#### DATA LISTING ####
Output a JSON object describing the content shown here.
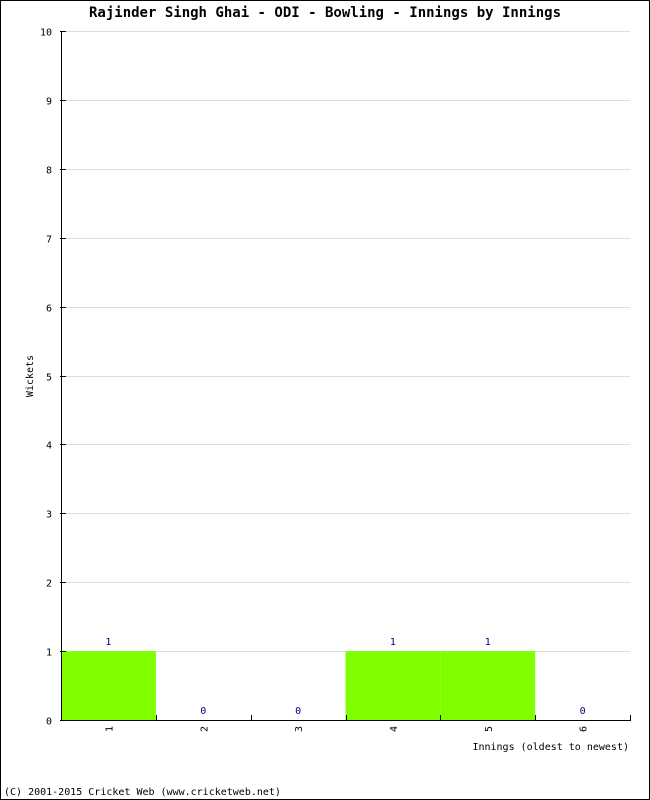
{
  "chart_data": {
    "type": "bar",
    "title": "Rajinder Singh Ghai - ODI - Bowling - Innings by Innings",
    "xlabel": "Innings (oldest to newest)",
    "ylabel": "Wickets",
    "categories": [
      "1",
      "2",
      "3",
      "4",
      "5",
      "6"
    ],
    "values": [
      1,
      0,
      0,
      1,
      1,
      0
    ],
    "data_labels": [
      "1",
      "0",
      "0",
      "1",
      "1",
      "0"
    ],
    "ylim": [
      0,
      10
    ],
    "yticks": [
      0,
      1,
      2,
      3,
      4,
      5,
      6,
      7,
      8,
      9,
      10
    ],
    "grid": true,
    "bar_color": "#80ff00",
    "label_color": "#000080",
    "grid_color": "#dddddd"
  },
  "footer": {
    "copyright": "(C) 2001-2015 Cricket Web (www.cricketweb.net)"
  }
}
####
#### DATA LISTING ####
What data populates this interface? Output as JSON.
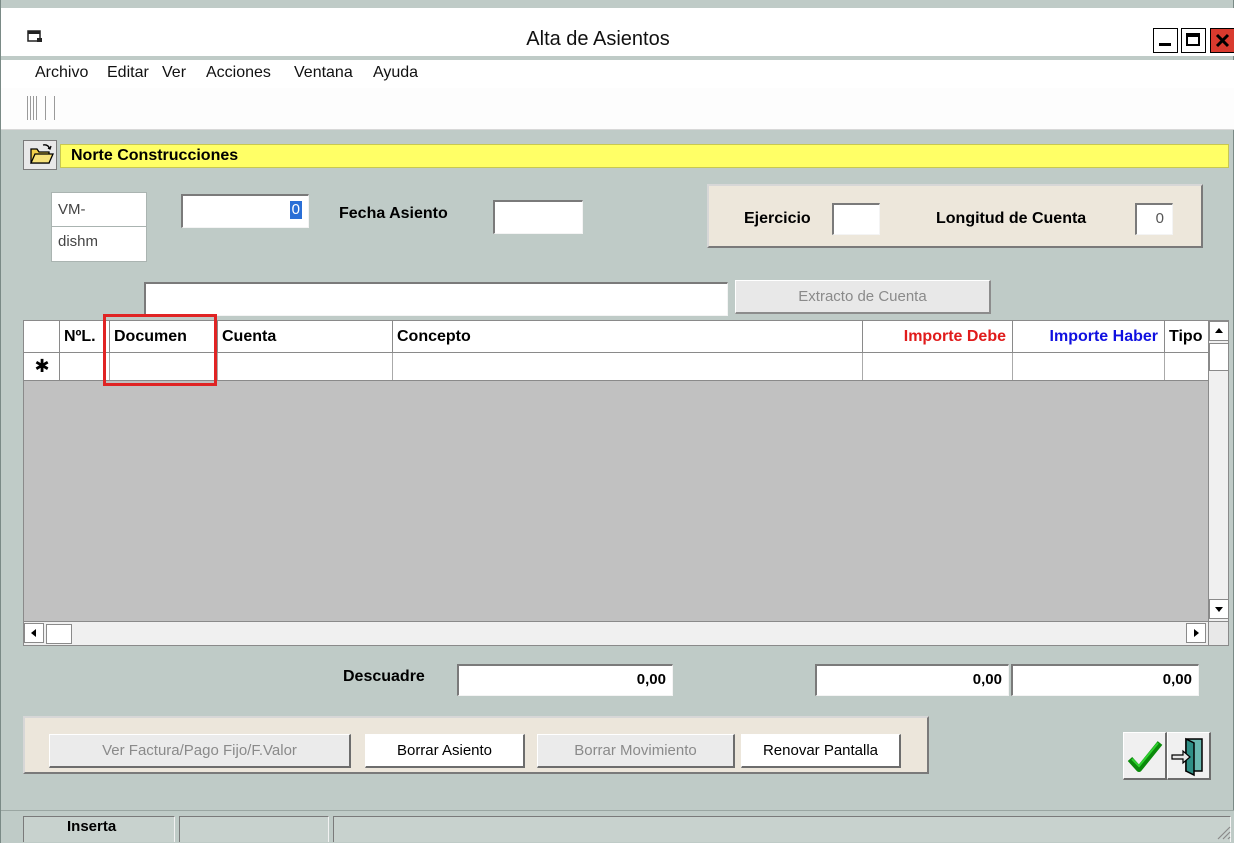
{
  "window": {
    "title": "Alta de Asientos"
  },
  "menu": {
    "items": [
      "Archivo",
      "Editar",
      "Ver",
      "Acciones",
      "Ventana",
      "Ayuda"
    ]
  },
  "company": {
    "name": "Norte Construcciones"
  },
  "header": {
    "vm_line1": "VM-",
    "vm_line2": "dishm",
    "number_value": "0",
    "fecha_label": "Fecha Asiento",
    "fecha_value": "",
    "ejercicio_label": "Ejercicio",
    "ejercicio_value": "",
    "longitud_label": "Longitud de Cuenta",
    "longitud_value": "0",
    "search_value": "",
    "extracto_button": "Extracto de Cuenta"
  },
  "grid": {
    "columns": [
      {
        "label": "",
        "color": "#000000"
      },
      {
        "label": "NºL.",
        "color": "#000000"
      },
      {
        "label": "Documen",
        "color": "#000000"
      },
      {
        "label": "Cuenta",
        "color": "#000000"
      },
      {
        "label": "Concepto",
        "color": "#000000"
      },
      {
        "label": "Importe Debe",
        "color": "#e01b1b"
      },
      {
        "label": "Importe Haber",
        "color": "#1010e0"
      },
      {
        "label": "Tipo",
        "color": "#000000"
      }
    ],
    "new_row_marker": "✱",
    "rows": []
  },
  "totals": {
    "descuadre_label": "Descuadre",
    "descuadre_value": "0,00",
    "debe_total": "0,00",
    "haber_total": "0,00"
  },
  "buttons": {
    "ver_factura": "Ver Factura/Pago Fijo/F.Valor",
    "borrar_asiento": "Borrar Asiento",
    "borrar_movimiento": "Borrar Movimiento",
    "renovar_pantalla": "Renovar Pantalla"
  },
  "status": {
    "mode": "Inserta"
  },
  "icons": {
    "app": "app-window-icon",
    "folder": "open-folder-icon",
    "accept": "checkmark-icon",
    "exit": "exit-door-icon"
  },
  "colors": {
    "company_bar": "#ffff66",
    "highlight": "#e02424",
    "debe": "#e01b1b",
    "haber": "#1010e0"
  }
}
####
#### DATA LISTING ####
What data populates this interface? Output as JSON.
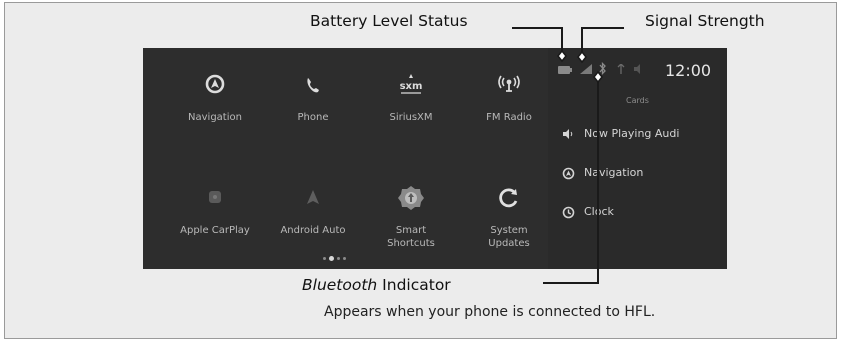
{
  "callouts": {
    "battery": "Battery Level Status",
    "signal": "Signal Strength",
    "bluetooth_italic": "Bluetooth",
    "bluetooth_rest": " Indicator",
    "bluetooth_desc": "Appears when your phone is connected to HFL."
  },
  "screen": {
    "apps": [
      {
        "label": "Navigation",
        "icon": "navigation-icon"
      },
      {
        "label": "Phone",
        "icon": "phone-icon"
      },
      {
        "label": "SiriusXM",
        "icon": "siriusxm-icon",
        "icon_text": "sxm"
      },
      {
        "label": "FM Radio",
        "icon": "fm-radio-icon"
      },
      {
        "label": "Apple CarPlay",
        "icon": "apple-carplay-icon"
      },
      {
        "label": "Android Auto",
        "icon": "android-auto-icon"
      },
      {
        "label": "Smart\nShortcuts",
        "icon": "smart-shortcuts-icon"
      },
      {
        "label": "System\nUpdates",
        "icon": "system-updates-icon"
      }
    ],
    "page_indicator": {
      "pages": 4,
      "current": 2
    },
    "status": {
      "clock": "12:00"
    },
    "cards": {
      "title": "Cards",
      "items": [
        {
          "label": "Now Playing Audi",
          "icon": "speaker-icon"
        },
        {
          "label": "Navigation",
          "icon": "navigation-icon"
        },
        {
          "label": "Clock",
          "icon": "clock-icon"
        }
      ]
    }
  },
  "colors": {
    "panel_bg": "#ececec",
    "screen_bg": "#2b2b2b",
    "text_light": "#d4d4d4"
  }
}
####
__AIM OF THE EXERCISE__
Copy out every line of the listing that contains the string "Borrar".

__YOUR SOLUTION__
    "borrar_asiento": "Borrar Asiento",
    "borrar_movimiento": "Borrar Movimiento",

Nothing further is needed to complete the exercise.